In this debut memoir, a qi gong teacher and acupuncturist details her supernatural connection with a former lover.
On the eve of her wedding to another man, Janssen rendezvoused with Umberto, whom she discovered on an internet dating site. Although not initially impressed with his charms, she embarked on a hot love affair with him in Hawaii, lasting 49 days, the amount of time a soul spends in the bardo (“the in-between state between earth and sky”). During that period, she witnessed the drama to which Umberto became prone—relatives swept away by a tsunami and the deaths of both his parents within a few weeks. After Janssen ended their liaison she received word that Umberto had suffered a fatal heart attack. Moments later, he communicated with her via her laptop. Umberto’s strange encounters continued; he was declared dead more than once, but each time, he reached out to Janssen. The two shared a bond, regardless of their romantic status. As Umberto seemed to effortlessly traverse between life and death and the author shared her conversations with him, she lost credibility with some friends and associates at the Sixth Sense Center, where she studied. Ultimately, she severed ties with the supposedly nine-lives Umberto, who flourished despite his many health scares. Even Janssen became exasperated at one point: “For the very first time, I am not impressed by his return from death. For the first time, I feel rather irritated. I don’t want to hear about his dying, death certificates, or his family dealing with the hospital.” Janssen’s story remains engrossing and unforgettable; however, some may find it difficult to believe. The author describes herself as a visionary, offering the childhood example of spying her dead uncle in a place where her mother saw only a stinkbug. The memoir is generally well-written and logically structured. A few unresolved issues are distracting—such as the introduction of her relationship with Ravindu, a magician who declared her the woman of his dreams and took her to Las Vegas, and her link to Lennard, whom she married the day after she met Umberto. Janssen also assumes a certain level of familiarity with New Age beliefs. The settings—primarily Hawaii with some excursions to the author’s native Netherlands—add interest to the book.

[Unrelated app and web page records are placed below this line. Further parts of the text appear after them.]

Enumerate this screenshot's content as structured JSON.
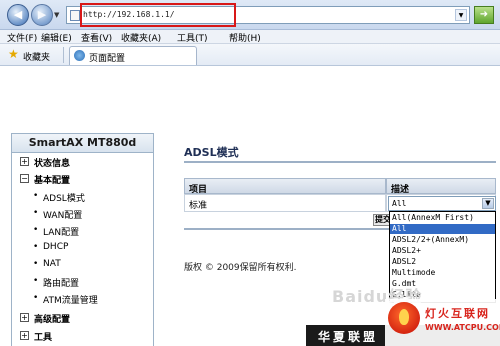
{
  "browser": {
    "address": "http://192.168.1.1/",
    "menu": [
      "文件(F)",
      "编辑(E)",
      "查看(V)",
      "收藏夹(A)",
      "工具(T)",
      "帮助(H)"
    ],
    "favorites_label": "收藏夹",
    "tab_title": "页面配置"
  },
  "sidebar": {
    "title": "SmartAX MT880d",
    "groups": [
      {
        "label": "状态信息",
        "expanded": false
      },
      {
        "label": "基本配置",
        "expanded": true,
        "items": [
          "ADSL模式",
          "WAN配置",
          "LAN配置",
          "DHCP",
          "NAT",
          "路由配置",
          "ATM流量管理"
        ]
      },
      {
        "label": "高级配置",
        "expanded": false
      },
      {
        "label": "工具",
        "expanded": false
      }
    ]
  },
  "main": {
    "heading": "ADSL模式",
    "table": {
      "headers": [
        "项目",
        "描述"
      ],
      "row_label": "标准",
      "selected_value": "All"
    },
    "submit_label": "提交",
    "dropdown_options": [
      "All(AnnexM First)",
      "All",
      "ADSL2/2+(AnnexM)",
      "ADSL2+",
      "ADSL2",
      "Multimode",
      "G.dmt",
      "G.lite"
    ],
    "dropdown_selected_index": 1,
    "copyright": "版权 © 2009保留所有权利."
  },
  "watermark": {
    "baidu": "Baidu经验",
    "banner": "华夏联盟",
    "logo_cn": "灯火互联网",
    "logo_url": "WWW.ATCPU.COM"
  },
  "colors": {
    "address_highlight": "#d81818",
    "selected_option": "#316ac5",
    "logo_red": "#d8241c"
  }
}
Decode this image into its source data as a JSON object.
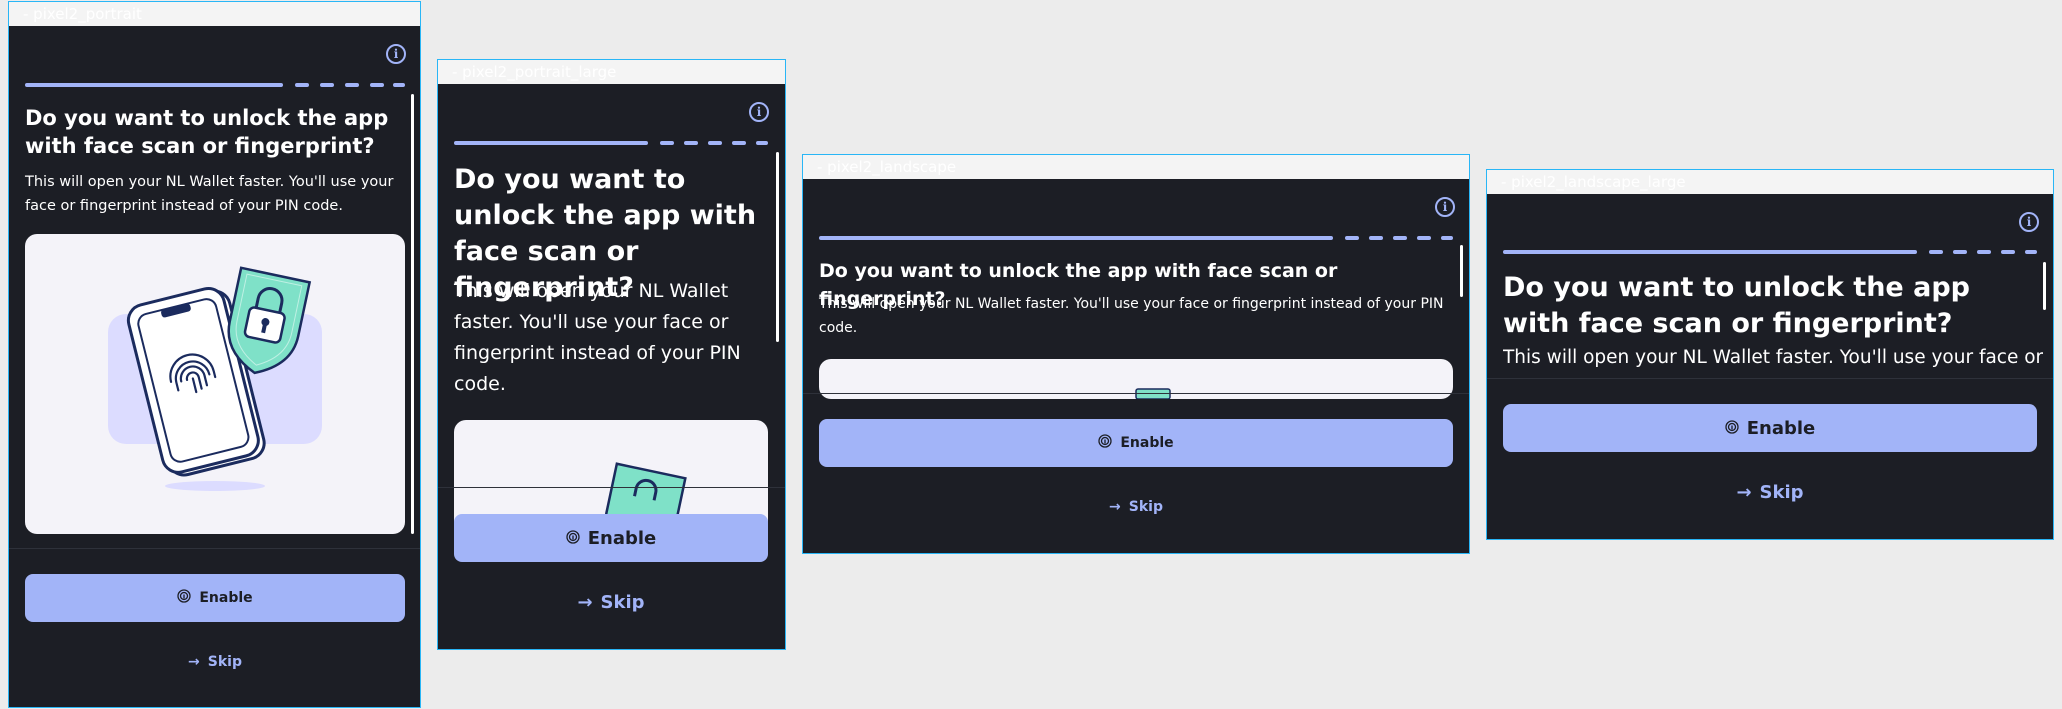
{
  "devices": [
    {
      "label": "- pixel2_portrait"
    },
    {
      "label": "- pixel2_portrait_large"
    },
    {
      "label": "- pixel2_landscape"
    },
    {
      "label": "- pixel2_landscape_large"
    }
  ],
  "screen": {
    "info_icon_glyph": "i",
    "title": "Do you want to unlock the app with face scan or fingerprint?",
    "description": "This will open your NL Wallet faster. You'll use your face or fingerprint instead of your PIN code.",
    "enable_label": "Enable",
    "skip_label": "Skip",
    "arrow_glyph": "→",
    "progress_steps_completed": 1
  },
  "colors": {
    "background": "#1c1e25",
    "accent": "#a2b4f8",
    "shield": "#7fe1c8",
    "illustration_bg": "#dcdcff",
    "card": "#f4f3f9",
    "phone_outline": "#1b2b5e"
  }
}
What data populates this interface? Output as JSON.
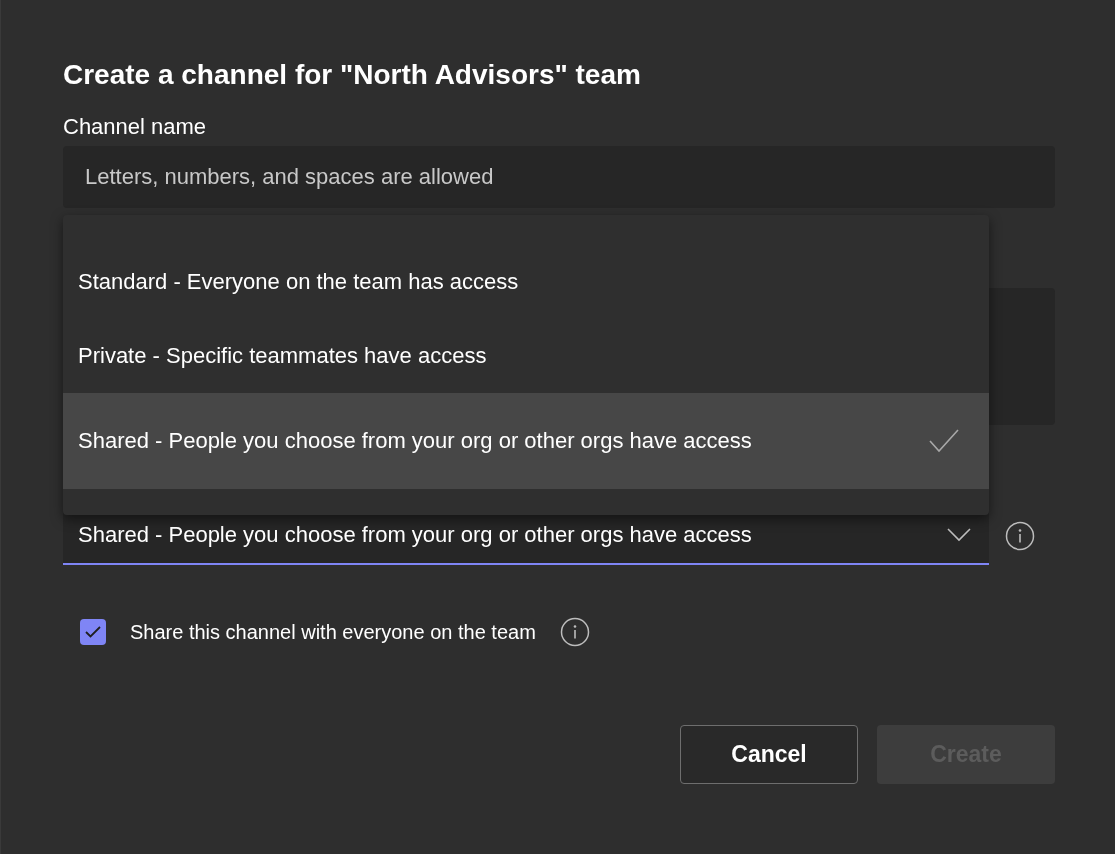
{
  "dialog": {
    "title": "Create a channel for \"North Advisors\" team",
    "channel_name": {
      "label": "Channel name",
      "placeholder": "Letters, numbers, and spaces are allowed"
    },
    "privacy": {
      "value": "Shared - People you choose from your org or other orgs have access",
      "menu_open": true,
      "options": [
        {
          "label": "Standard - Everyone on the team has access",
          "selected": false
        },
        {
          "label": "Private - Specific teammates have access",
          "selected": false
        },
        {
          "label": "Shared - People you choose from your org or other orgs have access",
          "selected": true
        }
      ]
    },
    "share_with_team": {
      "label": "Share this channel with everyone on the team",
      "checked": true
    },
    "buttons": [
      {
        "label": "Cancel",
        "disabled": false
      },
      {
        "label": "Create",
        "disabled": true
      }
    ]
  }
}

A captivating life-and-death account for the open-minded that may strain credulity for others.